U.S. factories probably produced more goods in February, as they added more employees and workers put in longer hours.
Economists forecast that production by the nation's factories, mines and utilities increased 0.4 percent last month, according to a survey by FactSet. The Federal Reserve will release the report at 9:15 a.m. Friday.
Factory output rose 0.7 percent in January after soaring 1.5 percent in December. That was the biggest gain since December 2006, just before the housing bubble began to deflate.
Manufacturing has strengthened since the summer. Strong auto sales and growing business investment in machinery and other equipment are keeping factories busy and helping drive job growth.
The government said last week that manufacturers added 31,000 jobs in February. And factories have added 227,000 net jobs over the past year. The number of hours worked by factory employees also rose 0.9 percent last month, according to Capital Economics.
Two regional surveys released on Tuesday showed factories in the Northeast kept growing this month at a healthy pace and are hiring more workers. The surveys, conducted by the Federal Reserve banks of Philadelphia and New York, hit their highest readings since April 2011 and June 2010, respectively.
Busier factories are a hopeful sign for an economy on the mend. Manufacturing was among the first sectors to recover after the recession, and factories have contributed strongly to job gains and economic growth.
Manufacturing output slowed a year ago, when a massive earthquake and tsunami wiped out supply chains linking factories to Japan. Soaring auto production helped revive the sector's growth last fall and winter.
Overall industrial production was flat in January, mainly because Americans used less energy to heat their homes during the unseasonably warm winter. Utility output has dropped 8.3 percent over the past six months, according to Capital Economics.
Factory output has risen 16.7 percent from its low point during the recession, in June 2009. It is still 7.1 percent below its pre-recession peak, reached in December 2007.
Threats to factory growth remain. Rising fuel prices are increasing the cost of transporting goods to consumers. Europe's financial turmoil could weaken demand for U.S. exports. And another year of weak pay increases could force consumers to cut back on spending.

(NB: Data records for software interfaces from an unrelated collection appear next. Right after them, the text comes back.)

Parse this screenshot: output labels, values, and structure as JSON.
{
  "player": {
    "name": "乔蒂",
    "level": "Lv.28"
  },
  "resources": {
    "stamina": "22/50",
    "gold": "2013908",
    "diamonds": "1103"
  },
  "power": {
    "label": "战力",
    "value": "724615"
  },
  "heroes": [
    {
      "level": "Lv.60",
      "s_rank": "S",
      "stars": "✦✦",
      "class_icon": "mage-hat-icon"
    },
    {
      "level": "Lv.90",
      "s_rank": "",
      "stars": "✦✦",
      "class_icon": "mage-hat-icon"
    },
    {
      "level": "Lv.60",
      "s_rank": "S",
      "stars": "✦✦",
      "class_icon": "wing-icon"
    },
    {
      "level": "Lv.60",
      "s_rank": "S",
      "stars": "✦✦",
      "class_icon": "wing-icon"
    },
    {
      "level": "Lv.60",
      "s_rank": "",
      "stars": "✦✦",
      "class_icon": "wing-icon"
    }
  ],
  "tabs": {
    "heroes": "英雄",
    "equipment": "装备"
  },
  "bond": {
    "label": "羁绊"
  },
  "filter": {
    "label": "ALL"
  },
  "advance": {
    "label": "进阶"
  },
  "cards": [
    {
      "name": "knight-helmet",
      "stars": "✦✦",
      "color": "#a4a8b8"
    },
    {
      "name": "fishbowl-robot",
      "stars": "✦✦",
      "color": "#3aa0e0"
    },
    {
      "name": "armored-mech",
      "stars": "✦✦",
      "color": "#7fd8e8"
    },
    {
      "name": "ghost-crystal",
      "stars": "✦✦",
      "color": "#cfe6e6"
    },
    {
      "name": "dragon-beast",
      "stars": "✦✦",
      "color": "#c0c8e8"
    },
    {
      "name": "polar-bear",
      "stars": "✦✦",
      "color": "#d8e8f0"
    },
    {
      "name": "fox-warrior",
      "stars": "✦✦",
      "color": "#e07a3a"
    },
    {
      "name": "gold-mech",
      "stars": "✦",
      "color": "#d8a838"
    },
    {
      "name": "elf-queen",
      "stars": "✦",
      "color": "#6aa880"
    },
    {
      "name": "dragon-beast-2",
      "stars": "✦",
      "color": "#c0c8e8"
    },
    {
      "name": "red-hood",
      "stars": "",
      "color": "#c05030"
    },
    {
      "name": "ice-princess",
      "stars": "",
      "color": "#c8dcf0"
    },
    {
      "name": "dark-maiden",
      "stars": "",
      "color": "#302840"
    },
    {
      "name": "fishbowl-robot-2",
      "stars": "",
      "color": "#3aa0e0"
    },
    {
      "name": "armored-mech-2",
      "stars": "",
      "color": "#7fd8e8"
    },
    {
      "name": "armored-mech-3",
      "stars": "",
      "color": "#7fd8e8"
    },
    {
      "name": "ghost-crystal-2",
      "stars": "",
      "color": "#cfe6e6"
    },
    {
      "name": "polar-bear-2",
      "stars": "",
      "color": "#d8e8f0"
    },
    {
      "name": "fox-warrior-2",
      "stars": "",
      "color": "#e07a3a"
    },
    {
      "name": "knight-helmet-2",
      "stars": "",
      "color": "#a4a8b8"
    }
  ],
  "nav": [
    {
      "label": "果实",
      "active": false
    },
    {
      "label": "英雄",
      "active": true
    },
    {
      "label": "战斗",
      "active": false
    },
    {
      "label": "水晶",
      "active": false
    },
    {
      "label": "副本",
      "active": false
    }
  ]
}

The economy grew at an annual pace of 3 percent in the final three months of last year, up from 1.8 percent the previous quarter.